• _Exercise requirements_
Scan the data for lines with "Imprimir" and report the count by itself.

====

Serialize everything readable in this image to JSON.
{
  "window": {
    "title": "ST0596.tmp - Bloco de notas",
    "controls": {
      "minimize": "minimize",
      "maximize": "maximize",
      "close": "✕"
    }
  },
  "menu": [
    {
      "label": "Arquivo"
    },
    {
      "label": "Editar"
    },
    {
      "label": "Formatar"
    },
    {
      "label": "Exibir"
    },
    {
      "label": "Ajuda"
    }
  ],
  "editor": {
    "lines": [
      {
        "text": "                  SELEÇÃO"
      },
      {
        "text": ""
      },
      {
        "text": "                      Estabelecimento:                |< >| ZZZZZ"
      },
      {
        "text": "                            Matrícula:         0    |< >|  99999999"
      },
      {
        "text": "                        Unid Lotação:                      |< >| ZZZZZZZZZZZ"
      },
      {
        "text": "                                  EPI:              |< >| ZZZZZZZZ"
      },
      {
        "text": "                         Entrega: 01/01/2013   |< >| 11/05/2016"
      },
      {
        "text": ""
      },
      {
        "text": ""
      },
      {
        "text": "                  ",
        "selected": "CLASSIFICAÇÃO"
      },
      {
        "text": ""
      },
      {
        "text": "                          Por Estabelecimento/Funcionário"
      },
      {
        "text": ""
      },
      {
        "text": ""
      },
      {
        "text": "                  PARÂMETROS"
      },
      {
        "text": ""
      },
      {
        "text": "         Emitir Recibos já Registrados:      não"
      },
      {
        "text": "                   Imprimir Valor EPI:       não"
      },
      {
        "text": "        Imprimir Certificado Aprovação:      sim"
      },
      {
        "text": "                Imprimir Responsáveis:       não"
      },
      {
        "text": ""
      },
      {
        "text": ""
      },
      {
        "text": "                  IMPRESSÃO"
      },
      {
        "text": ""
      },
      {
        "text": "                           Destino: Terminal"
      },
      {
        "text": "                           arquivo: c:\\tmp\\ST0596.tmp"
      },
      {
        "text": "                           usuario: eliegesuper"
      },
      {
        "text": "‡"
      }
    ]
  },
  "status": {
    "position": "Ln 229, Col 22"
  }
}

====

• _Result_
3